**Work item**
Please give the number of lines in the records below where the word "Output" occurs, and nothing else.

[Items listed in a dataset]
☆ ☆ ☆ ☆
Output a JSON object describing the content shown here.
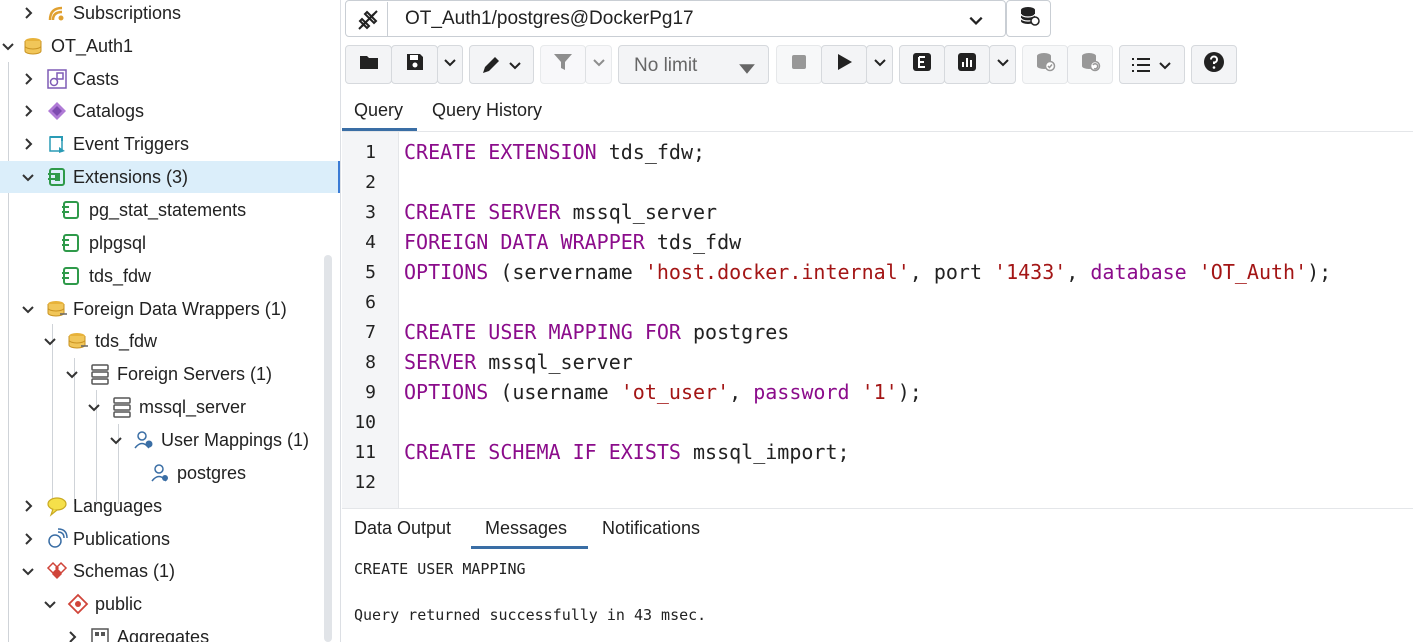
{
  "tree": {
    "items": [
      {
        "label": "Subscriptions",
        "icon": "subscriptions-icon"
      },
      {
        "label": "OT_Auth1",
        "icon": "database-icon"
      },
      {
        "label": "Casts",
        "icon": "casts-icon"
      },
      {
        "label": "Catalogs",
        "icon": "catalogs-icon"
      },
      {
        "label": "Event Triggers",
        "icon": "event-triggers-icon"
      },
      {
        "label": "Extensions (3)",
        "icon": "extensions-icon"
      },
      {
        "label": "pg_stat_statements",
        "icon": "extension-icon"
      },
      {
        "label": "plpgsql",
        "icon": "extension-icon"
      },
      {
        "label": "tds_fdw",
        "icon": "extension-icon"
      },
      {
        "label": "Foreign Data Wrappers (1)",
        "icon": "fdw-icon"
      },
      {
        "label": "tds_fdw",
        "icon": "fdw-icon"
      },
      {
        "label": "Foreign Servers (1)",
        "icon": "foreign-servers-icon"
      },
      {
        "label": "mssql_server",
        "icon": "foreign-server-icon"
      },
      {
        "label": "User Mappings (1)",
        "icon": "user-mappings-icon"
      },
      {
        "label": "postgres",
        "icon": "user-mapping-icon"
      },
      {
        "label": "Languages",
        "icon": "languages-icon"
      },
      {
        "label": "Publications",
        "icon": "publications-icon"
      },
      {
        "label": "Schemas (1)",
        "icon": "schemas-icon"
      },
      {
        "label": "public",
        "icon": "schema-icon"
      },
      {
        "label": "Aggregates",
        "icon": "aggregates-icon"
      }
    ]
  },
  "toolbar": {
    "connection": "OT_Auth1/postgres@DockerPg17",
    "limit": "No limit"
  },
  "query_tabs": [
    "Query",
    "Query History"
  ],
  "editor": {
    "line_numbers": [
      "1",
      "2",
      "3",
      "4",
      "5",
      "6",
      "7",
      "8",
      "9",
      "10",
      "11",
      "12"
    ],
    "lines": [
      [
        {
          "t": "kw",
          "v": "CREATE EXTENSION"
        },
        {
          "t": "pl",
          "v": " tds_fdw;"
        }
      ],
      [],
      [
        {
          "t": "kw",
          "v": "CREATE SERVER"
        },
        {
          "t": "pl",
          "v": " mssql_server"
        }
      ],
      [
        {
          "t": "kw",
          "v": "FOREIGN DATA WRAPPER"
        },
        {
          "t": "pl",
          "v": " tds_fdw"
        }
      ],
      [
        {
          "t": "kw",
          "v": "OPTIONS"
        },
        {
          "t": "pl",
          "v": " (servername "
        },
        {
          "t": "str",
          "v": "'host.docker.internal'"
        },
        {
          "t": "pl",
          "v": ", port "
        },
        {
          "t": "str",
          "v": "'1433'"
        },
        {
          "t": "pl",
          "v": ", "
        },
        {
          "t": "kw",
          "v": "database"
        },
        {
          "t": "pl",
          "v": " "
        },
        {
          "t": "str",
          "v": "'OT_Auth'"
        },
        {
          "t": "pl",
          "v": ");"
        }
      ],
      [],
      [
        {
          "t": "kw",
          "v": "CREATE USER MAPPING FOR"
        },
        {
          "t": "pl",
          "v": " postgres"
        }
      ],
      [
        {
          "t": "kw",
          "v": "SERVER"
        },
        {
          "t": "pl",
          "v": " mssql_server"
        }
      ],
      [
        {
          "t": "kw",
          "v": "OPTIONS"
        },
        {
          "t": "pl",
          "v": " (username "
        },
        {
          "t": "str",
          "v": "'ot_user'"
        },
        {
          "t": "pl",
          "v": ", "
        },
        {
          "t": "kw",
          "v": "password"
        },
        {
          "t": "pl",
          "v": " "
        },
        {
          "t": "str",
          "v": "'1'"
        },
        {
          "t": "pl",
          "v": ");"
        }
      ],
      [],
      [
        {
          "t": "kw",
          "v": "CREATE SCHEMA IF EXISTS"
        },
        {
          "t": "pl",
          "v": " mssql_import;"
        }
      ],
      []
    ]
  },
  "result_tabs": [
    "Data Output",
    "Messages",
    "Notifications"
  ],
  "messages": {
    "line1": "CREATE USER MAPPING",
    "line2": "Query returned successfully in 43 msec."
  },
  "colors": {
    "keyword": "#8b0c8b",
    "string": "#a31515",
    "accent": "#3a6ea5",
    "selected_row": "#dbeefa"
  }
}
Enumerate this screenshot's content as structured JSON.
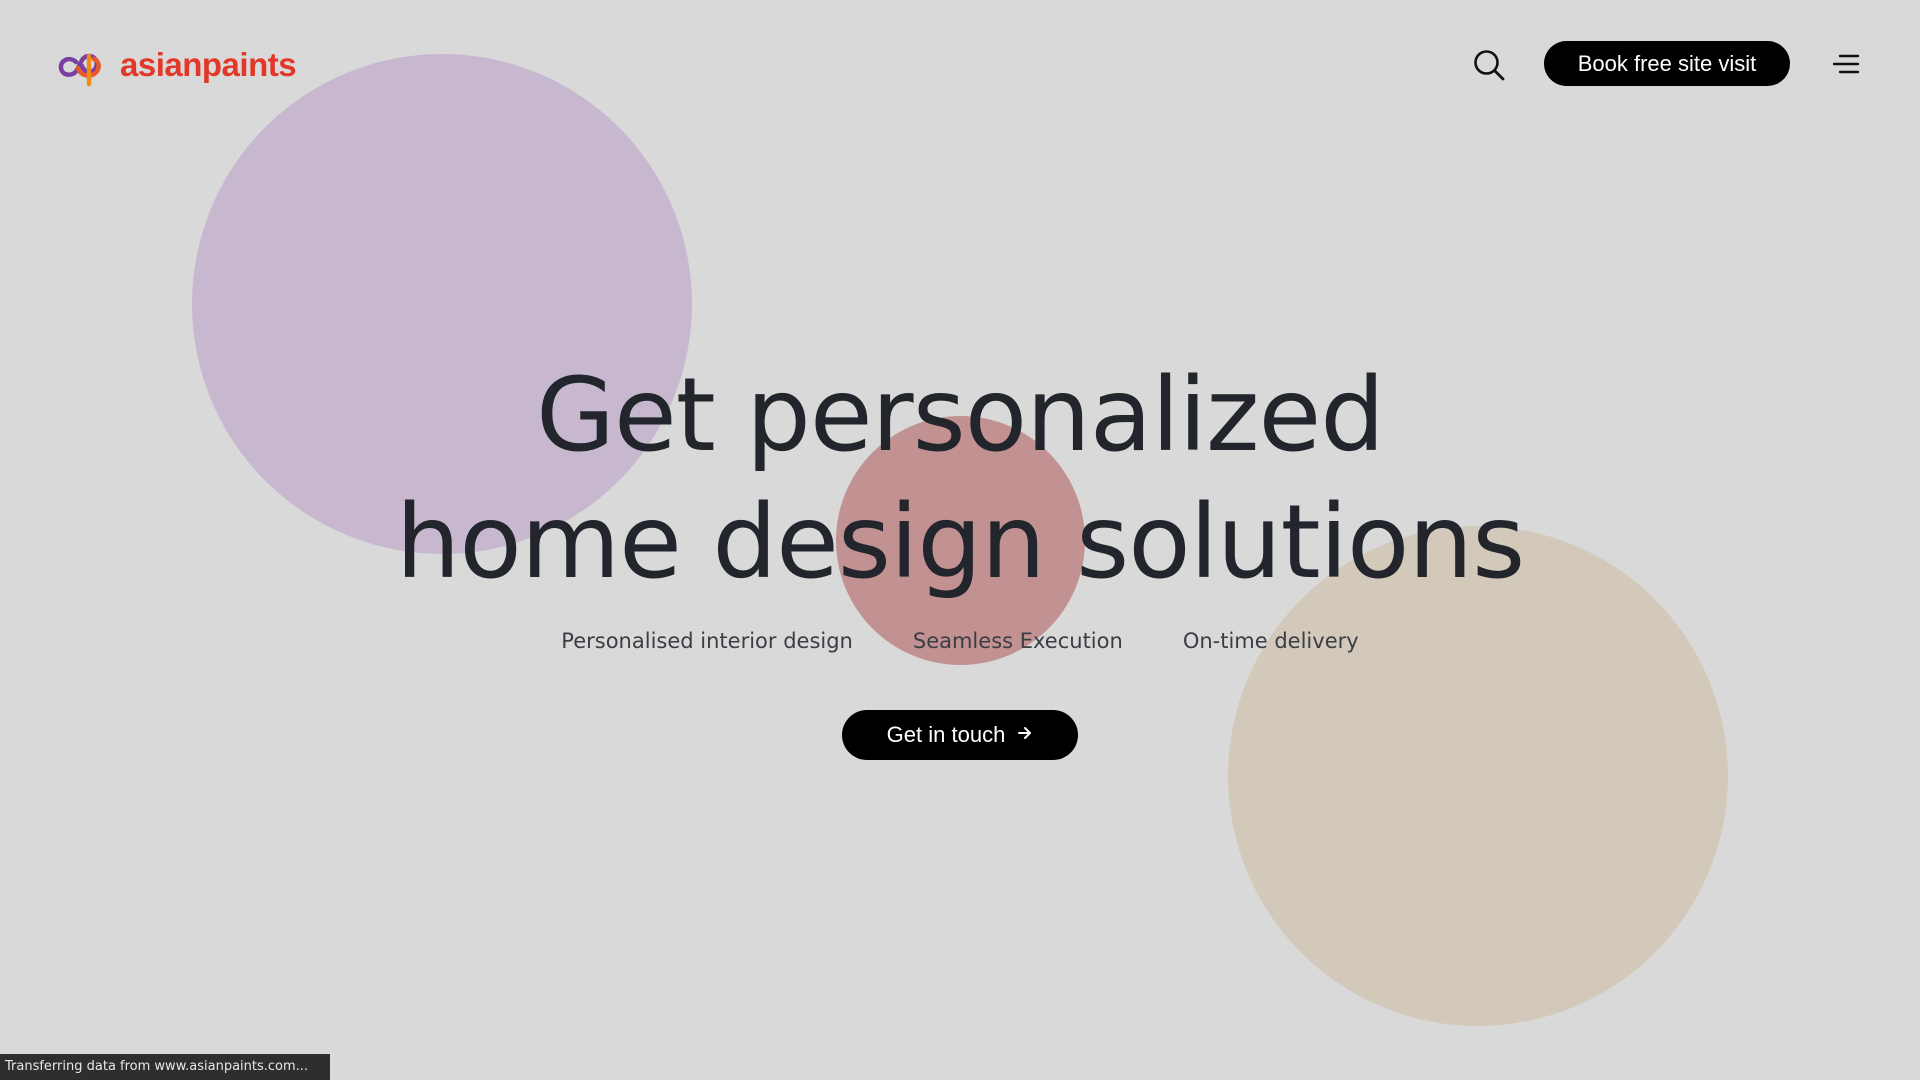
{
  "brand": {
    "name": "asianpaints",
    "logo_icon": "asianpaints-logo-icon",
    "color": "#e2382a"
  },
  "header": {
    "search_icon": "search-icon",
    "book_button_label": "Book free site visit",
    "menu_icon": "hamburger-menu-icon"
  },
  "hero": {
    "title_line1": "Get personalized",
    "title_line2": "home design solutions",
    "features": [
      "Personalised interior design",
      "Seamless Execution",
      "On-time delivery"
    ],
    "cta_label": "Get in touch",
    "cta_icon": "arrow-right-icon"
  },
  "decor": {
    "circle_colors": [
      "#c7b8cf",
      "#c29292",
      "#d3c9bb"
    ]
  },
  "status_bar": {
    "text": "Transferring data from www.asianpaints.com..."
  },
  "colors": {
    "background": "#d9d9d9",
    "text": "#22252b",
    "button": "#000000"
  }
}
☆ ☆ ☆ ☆
**Your solution**
2